Future King Plays Wimbledon Doubles - 1926 In 1926, Sir Louis Greig won the Royal Air Force's tennis championship. In those days of strict amateurism at the top levels of tennis, Greig's victory earned him the right to play in the gentlemen's singles at Wimbledon. He also opted to enter the gentlemen's doubles tournament. Greig chose as his partner a noteworthy someone whom he had mentored and often advised--the Duke of York, the man who would ascend to the British throne in December 1936. Greig and his royal partner faced two other Brits, Arthur Gore and Herbert Roper Barrett, in the first round. Gore and Barrett had little trouble dispatching the future King George VI and Greig 6-1, 6-2, 6-2. Apparently the Duke of York was quite a good sport about being thrashed so handily. Greig fared far better in the gentlemen's singles, advancing to the fourth round. Although there is a frequent royal presence at Wimbledon, the Duke of York remains the only royal to actually have competed at the world's most prestigious tennis tournament.
Tags: tennis  Wimbledon  Duke  of  York  royalty  doubles 
Added: 10th July 2015
Views: 491
Posted By: Lava1964
President Garfields Grandson Expelled From School June 21, 1910.
Tags: William  Howard  Taft  President  of  the  United  States  POTUS  expelled  from  school  Horace  Taft  John  Garfield  James  Garfield  Memorial    memorial  soldiers  and  sailors  June  21  1910   
Added: 3rd July 2015
Views: 419
Posted By: Steve
Theda Bara - Forgotten Movie Star Theda Bara is a largely forgotten movie star for two reasons: Her career ended in 1926 so she did not make a single sound film, and most of her 40 feature films were lost in a 1937 studio vault fire. Although she was born in Cincinnati in 1885, studio publicists tried to make her ancestry more exotic than it really was. At one point Bara was listed as being born in a Middle Eastern desert to French and Arabian parents. Bara's faux first name was either a childhood nickname or an anagram of the word 'death'--depending on which fan magazine you read. Her birth name was Theodosia Burr Goodman. Be that as it may, Bara became very famous for her portrayal of Cleopatra in a 1917 feature film. She wore a risque costume and described herself as a 'vamp'--an abbreviation of the word vampire. Only a few seconds of her breakthrough performance survives. She declared she would continue playing vamps 'as long as people sin.' After getting married in 1921, Bara only made two more films before retiring five years later. She died of stomach cancer in 1955 at age 69. Only four of her films are known to exist.
Tags: Theda  Bara  silent  films  star  vamp  Cleopatra 
Added: 23rd June 2015
Views: 689
Posted By: Lava1964

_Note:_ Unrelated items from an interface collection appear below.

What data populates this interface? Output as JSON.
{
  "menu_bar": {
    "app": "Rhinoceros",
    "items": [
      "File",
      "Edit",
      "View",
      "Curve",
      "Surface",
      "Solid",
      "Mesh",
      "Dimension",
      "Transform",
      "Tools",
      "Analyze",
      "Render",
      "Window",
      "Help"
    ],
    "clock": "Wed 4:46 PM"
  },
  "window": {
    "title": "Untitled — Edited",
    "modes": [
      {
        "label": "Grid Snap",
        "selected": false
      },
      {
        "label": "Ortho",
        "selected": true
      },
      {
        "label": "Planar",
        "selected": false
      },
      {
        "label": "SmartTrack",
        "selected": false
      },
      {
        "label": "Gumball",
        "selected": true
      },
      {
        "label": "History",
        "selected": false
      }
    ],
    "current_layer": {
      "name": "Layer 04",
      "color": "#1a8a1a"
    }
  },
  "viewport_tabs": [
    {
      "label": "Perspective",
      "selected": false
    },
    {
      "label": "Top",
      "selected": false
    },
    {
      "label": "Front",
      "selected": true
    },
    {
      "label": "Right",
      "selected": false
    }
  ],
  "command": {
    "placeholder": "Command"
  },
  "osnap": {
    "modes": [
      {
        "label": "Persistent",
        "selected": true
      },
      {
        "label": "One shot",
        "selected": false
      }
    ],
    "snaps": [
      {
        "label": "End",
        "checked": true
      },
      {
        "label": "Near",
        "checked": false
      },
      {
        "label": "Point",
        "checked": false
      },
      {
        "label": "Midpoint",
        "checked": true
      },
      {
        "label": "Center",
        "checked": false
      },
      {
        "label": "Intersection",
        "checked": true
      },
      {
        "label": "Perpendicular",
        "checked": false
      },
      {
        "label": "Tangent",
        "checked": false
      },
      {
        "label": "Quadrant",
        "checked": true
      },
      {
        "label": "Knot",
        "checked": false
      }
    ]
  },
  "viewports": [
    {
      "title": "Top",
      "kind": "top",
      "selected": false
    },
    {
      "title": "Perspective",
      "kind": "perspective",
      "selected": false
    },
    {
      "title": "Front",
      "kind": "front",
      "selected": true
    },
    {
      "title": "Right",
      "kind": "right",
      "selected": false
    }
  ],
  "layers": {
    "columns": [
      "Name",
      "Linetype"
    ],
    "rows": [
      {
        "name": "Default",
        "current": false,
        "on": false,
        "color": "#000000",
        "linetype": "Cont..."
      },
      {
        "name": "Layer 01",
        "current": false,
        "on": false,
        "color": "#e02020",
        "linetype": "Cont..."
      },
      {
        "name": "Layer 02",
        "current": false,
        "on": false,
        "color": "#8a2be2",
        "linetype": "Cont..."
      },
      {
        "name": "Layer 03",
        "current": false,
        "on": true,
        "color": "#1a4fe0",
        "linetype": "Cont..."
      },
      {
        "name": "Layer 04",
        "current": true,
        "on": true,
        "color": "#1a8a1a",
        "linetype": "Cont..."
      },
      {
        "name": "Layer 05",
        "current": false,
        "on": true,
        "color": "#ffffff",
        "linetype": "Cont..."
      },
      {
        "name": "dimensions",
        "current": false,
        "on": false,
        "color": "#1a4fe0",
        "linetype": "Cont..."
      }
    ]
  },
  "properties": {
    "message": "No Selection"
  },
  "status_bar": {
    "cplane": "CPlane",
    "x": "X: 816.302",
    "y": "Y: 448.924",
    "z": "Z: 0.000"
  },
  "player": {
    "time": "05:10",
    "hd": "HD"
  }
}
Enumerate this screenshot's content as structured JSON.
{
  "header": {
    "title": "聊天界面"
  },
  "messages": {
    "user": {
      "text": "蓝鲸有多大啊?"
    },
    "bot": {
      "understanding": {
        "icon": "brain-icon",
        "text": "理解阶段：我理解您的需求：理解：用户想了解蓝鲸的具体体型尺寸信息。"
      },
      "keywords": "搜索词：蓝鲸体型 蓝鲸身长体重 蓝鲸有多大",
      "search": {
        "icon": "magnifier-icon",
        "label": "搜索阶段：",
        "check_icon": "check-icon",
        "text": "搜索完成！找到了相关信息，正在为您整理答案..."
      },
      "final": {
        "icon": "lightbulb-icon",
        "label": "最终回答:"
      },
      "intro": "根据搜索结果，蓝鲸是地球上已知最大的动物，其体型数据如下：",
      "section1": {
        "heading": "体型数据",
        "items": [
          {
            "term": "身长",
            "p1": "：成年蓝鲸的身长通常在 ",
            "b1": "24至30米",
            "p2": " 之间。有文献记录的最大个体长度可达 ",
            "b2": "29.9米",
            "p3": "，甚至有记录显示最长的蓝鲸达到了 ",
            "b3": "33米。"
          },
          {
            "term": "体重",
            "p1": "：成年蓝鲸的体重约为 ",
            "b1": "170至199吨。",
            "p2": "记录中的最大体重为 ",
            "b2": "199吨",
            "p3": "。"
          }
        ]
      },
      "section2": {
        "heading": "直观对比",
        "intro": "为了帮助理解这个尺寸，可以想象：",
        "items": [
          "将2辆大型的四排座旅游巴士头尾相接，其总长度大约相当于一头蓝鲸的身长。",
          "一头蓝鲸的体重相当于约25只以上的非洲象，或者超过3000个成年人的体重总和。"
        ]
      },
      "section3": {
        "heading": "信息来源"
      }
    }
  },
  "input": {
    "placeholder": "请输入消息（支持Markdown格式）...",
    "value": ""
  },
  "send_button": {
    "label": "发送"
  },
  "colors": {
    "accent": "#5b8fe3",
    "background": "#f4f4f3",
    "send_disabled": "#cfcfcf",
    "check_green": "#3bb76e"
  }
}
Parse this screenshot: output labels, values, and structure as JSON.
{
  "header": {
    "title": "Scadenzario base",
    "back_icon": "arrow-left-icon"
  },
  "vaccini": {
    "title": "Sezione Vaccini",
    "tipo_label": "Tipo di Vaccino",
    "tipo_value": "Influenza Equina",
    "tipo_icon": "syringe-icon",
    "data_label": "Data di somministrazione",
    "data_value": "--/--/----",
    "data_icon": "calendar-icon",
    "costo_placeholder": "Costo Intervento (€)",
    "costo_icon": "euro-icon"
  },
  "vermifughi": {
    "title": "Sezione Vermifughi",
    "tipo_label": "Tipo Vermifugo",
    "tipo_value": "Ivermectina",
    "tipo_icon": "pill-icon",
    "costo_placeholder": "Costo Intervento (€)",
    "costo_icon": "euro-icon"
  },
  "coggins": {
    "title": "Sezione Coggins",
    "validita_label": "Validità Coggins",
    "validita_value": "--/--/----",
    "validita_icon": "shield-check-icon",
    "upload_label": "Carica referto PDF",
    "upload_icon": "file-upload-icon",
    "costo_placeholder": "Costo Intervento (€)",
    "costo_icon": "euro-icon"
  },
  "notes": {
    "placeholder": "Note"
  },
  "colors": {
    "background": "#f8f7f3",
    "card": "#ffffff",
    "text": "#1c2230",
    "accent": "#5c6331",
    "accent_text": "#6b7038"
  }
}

Gain Weight Skinny Girls From sometime in the 1930s (I think) this print ad promotes a product called Ironized Yeast to help self-conscious skinny girls put on a few pounds to make them more desirable to men.
Tags: ad  skinny  girls 
Added: 22nd June 2015
Views: 903
Posted By: Lava1964
Pot Of Beans Thrown At Prince William July 10, 1910 a pot of beans was thrown at Prince Frederick William missing him and striking a police officer. The writing style of reporters have certainly changed!
Tags: July  10,  1910  pot  of  beans  rince  Frederick  William  crazy  woman  Grenadier  Guards  policeman  wound  maniac   
Added: 20th June 2015
Views: 422
Posted By: Steve

Pages: 1 2 3 4 [5] 6 7 8 9 10 11 of 100 |